Segment Start: Data for analysis
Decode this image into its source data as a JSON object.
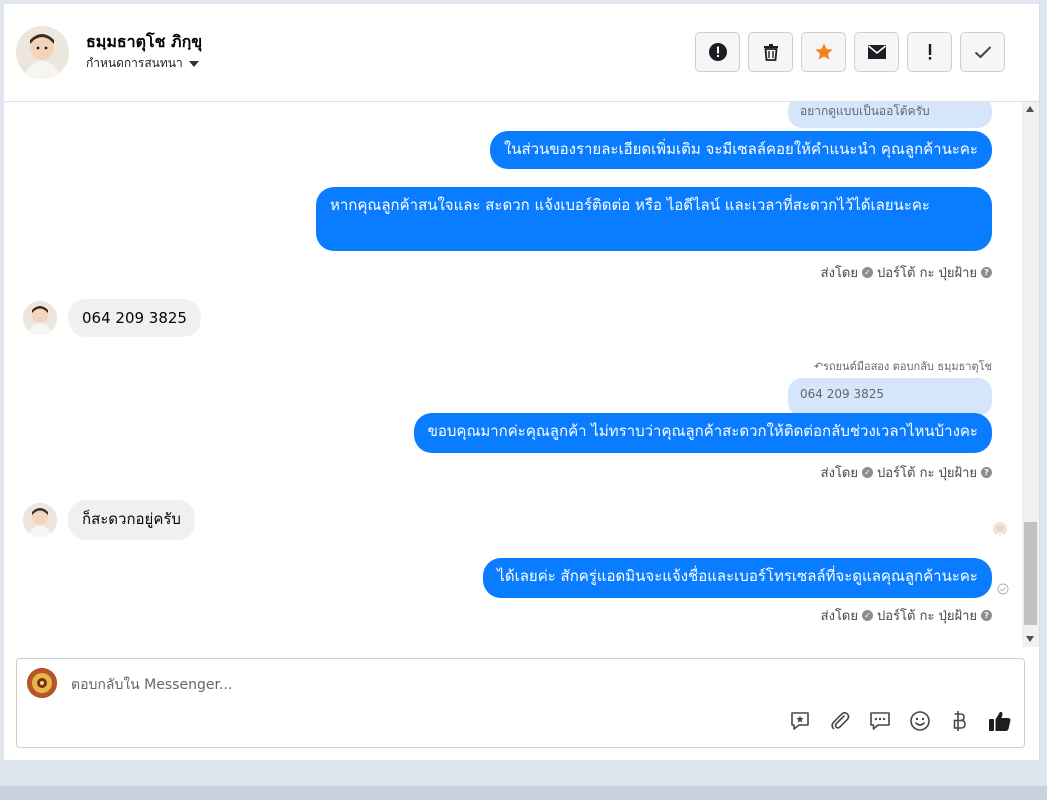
{
  "header": {
    "contact_name": "ธมฺมธาตุโช ภิกฺขุ",
    "assign_label": "กำหนดการสนทนา",
    "actions": [
      "alert-circle-icon",
      "trash-icon",
      "star-icon",
      "mail-icon",
      "exclamation-icon",
      "check-icon"
    ]
  },
  "messages": {
    "quote1": "อยากดูแบบเป็นออโต้ครับ",
    "out1": "ในส่วนของรายละเอียดเพิ่มเติม จะมีเซลล์คอยให้คำแนะนำ คุณลูกค้านะคะ",
    "out2": "หากคุณลูกค้าสนใจและ สะดวก แจ้งเบอร์ติดต่อ หรือ ไอดีไลน์ และเวลาที่สะดวกไว้ได้เลยนะคะ",
    "in1": "064 209 3825",
    "reply_meta": "รถยนต์มือสอง ตอบกลับ ธมฺมธาตุโช",
    "quote2": "064 209 3825",
    "out3": "ขอบคุณมากค่ะคุณลูกค้า ไม่ทราบว่าคุณลูกค้าสะดวกให้ติดต่อกลับช่วงเวลาไหนบ้างคะ",
    "in2": "ก็สะดวกอยู่ครับ",
    "out4": "ได้เลยค่ะ สักครู่แอดมินจะแจ้งชื่อและเบอร์โทรเซลล์ที่จะดูแลคุณลูกค้านะคะ",
    "sent_by_prefix": "ส่งโดย",
    "sent_by_name": "ปอร์โต้ กะ ปุ่ยฝ้าย"
  },
  "composer": {
    "placeholder": "ตอบกลับใน Messenger...",
    "tools": [
      "saved-reply-icon",
      "attachment-icon",
      "chat-bubbles-icon",
      "emoji-icon",
      "baht-icon",
      "thumbs-up-icon"
    ]
  }
}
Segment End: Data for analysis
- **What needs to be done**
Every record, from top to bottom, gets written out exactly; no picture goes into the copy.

- **Expected output**
Decode this image into its source data as a JSON object.
{
  "header": {
    "contact_name": "ธมฺมธาตุโช ภิกฺขุ",
    "assign_label": "กำหนดการสนทนา",
    "actions": [
      "alert-circle-icon",
      "trash-icon",
      "star-icon",
      "mail-icon",
      "exclamation-icon",
      "check-icon"
    ]
  },
  "messages": {
    "quote1": "อยากดูแบบเป็นออโต้ครับ",
    "out1": "ในส่วนของรายละเอียดเพิ่มเติม จะมีเซลล์คอยให้คำแนะนำ คุณลูกค้านะคะ",
    "out2": "หากคุณลูกค้าสนใจและ สะดวก แจ้งเบอร์ติดต่อ หรือ ไอดีไลน์ และเวลาที่สะดวกไว้ได้เลยนะคะ",
    "in1": "064 209 3825",
    "reply_meta": "รถยนต์มือสอง ตอบกลับ ธมฺมธาตุโช",
    "quote2": "064 209 3825",
    "out3": "ขอบคุณมากค่ะคุณลูกค้า ไม่ทราบว่าคุณลูกค้าสะดวกให้ติดต่อกลับช่วงเวลาไหนบ้างคะ",
    "in2": "ก็สะดวกอยู่ครับ",
    "out4": "ได้เลยค่ะ สักครู่แอดมินจะแจ้งชื่อและเบอร์โทรเซลล์ที่จะดูแลคุณลูกค้านะคะ",
    "sent_by_prefix": "ส่งโดย",
    "sent_by_name": "ปอร์โต้ กะ ปุ่ยฝ้าย"
  },
  "composer": {
    "placeholder": "ตอบกลับใน Messenger...",
    "tools": [
      "saved-reply-icon",
      "attachment-icon",
      "chat-bubbles-icon",
      "emoji-icon",
      "baht-icon",
      "thumbs-up-icon"
    ]
  }
}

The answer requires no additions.